The comedian Phyllis Diller died Tuesday at the age of 95. She was one of the iconic funny people from the 1950s to the new millennium, but if you asked most of today’s recent college graduates who she was, they wouldn’t have a clue.

Her wild hair, bizarre cackle and relentless delivery of back-to-back one liners were comic standards way back when. Her style matched that of the classic comedians like Bob Hope and Henny Youngman (two more legends kids have never heard of).

She paved the way for today’s female comedians, because Phyllis was the first woman to become a star in standup comedy. And no, comedy legends like Lucille Ball and Carol Burnett don’t count, because they didn’t do standup. They did sketch comedy.

For older people, who actually remember her, here’s a clip of her with Groucho Marx when she was first starting out, a fledgling funny woman who’s hadn’t quite grown into the legendary comic figure:

No one knew her then. It’s fascinating to see her in the beginning.
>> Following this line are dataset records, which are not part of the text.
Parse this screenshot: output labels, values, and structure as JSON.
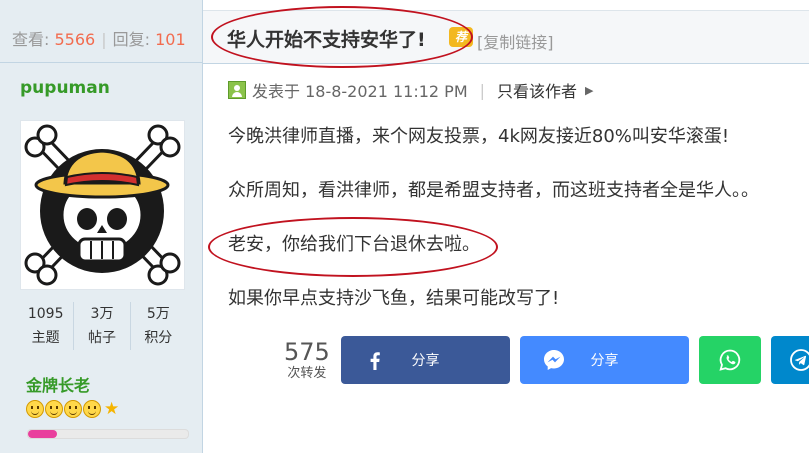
{
  "thread_stats": {
    "views_label": "查看:",
    "views": "5566",
    "replies_label": "回复:",
    "replies": "101"
  },
  "author": {
    "name": "pupuman",
    "stats": [
      {
        "value": "1095",
        "label": "主题"
      },
      {
        "value": "3万",
        "label": "帖子"
      },
      {
        "value": "5万",
        "label": "积分"
      }
    ],
    "rank": "金牌长老",
    "level_icons": 4,
    "progress": 0.18,
    "colors": {
      "name": "#369a28",
      "progress": "#e93f9d"
    }
  },
  "post": {
    "title": "华人开始不支持安华了!",
    "badge": "荐",
    "copy_link": "[复制链接]",
    "posted": "发表于 18-8-2021 11:12 PM",
    "author_only": "只看该作者",
    "paragraphs": [
      "今晚洪律师直播，来个网友投票，4k网友接近80%叫安华滚蛋!",
      "众所周知，看洪律师，都是希盟支持者，而这班支持者全是华人。。",
      "老安，你给我们下台退休去啦。",
      "如果你早点支持沙飞鱼，结果可能改写了!"
    ]
  },
  "share": {
    "count": "575",
    "count_label": "次转发",
    "facebook_label": "分享",
    "messenger_label": "分享",
    "colors": {
      "facebook": "#3b5998",
      "messenger": "#448aff",
      "whatsapp": "#25d366",
      "telegram": "#0088cc"
    },
    "icons": [
      "facebook-icon",
      "messenger-icon",
      "whatsapp-icon",
      "telegram-icon"
    ]
  },
  "annotation_color": "#c1121f"
}
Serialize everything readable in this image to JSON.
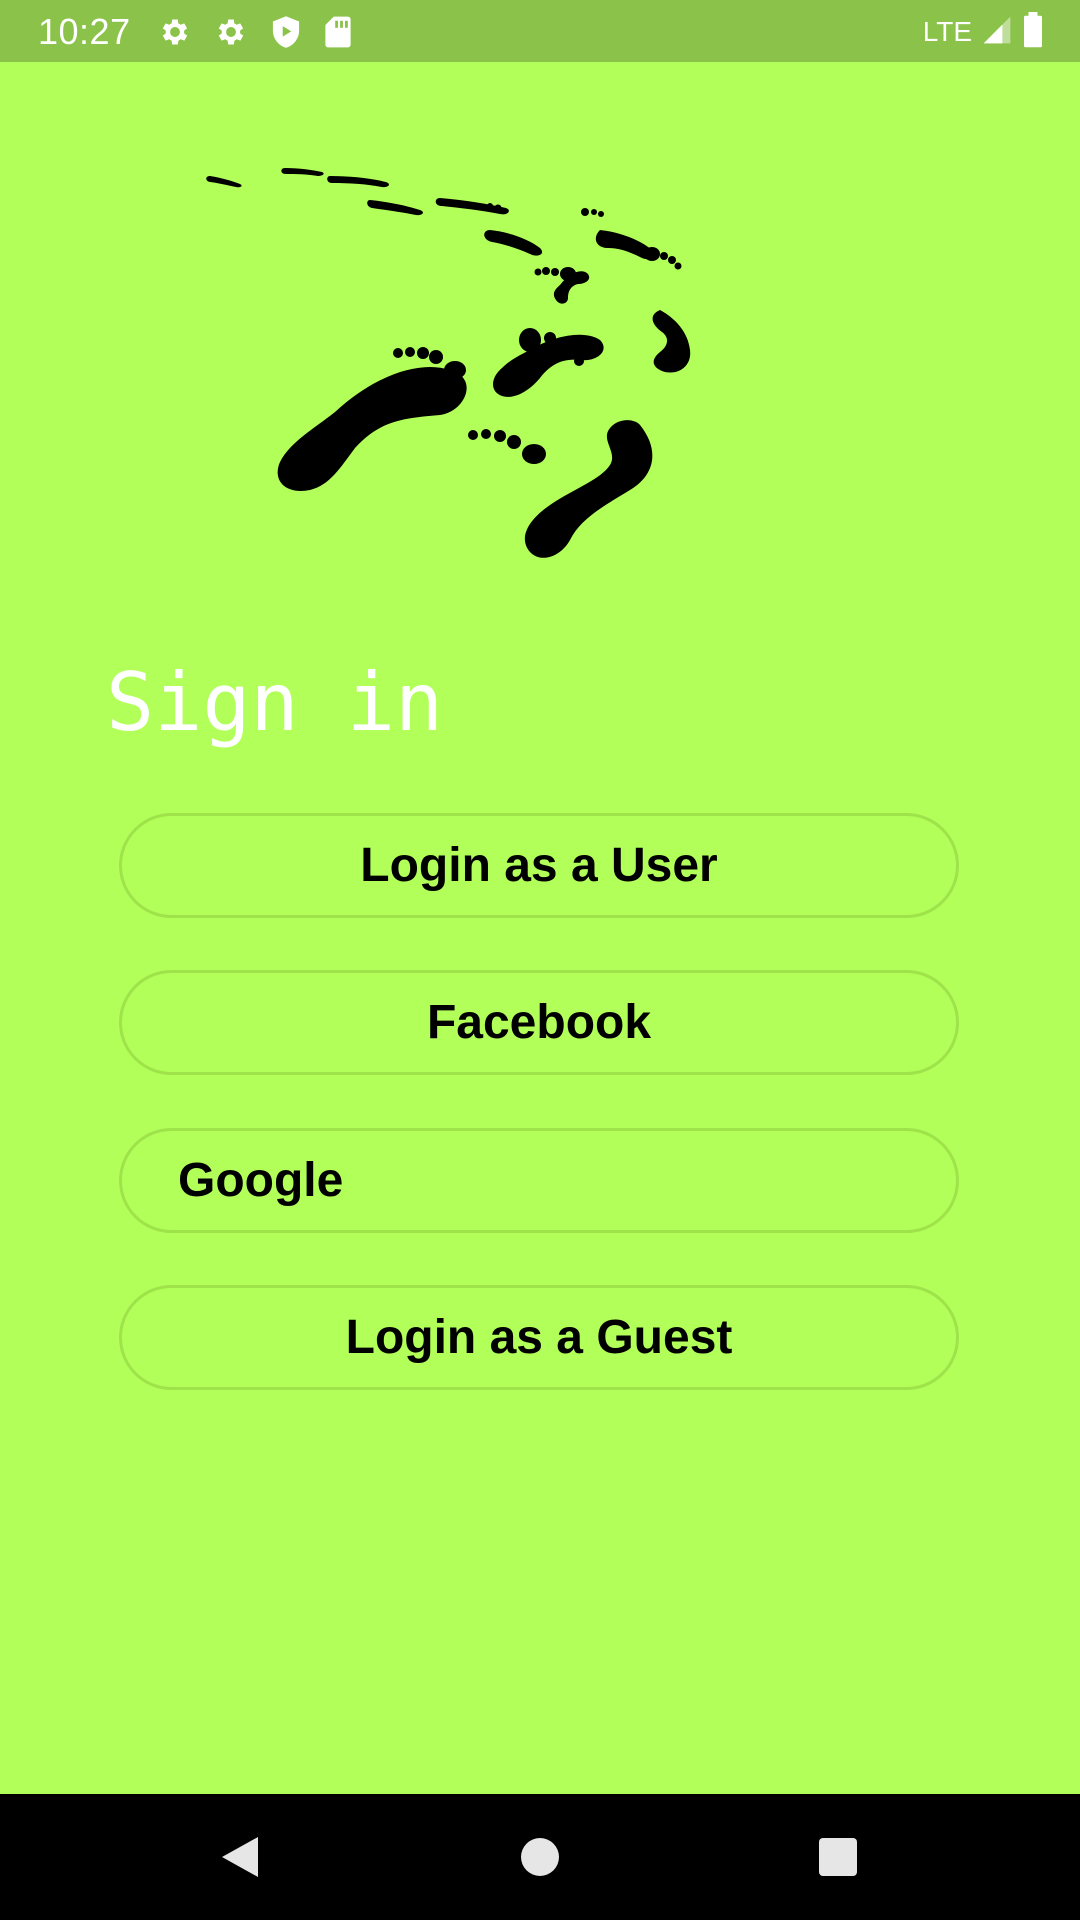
{
  "status_bar": {
    "time": "10:27",
    "network": "LTE",
    "icons": [
      "settings-icon",
      "settings-icon",
      "shield-play-icon",
      "sd-card-icon",
      "signal-icon",
      "battery-icon"
    ]
  },
  "logo": {
    "icon": "footprints-icon",
    "color": "#000000"
  },
  "title": "Sign in",
  "buttons": {
    "user": "Login as a User",
    "facebook": "Facebook",
    "google": "Google",
    "guest": "Login as a Guest"
  },
  "colors": {
    "background": "#b2ff59",
    "status_bar": "#8bc34a",
    "button_border": "#9ee34a",
    "title": "#ffffff"
  },
  "nav_bar": {
    "icons": [
      "back-icon",
      "home-icon",
      "recents-icon"
    ]
  }
}
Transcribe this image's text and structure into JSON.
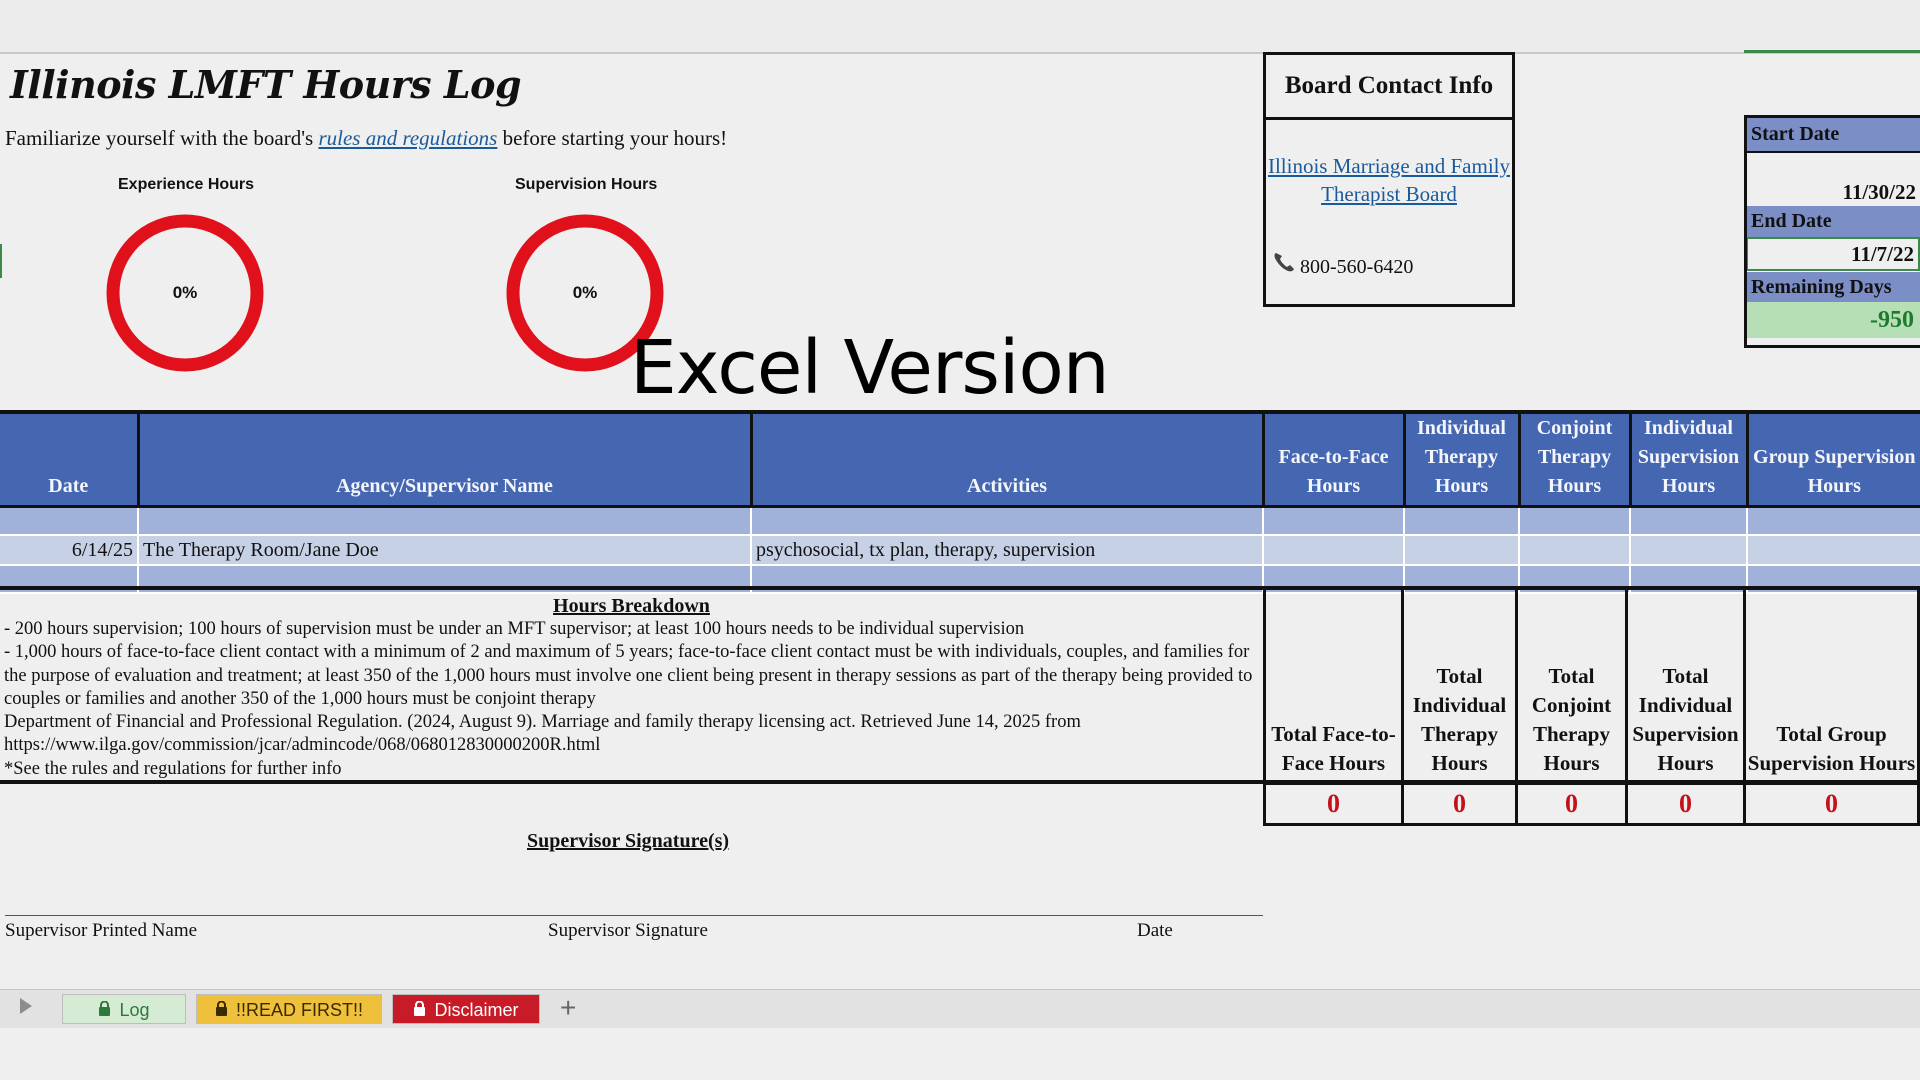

And now, here’s the star we remember:

And here she is, almost 50 years after “You Bet Your Life,” with one of her last  performances: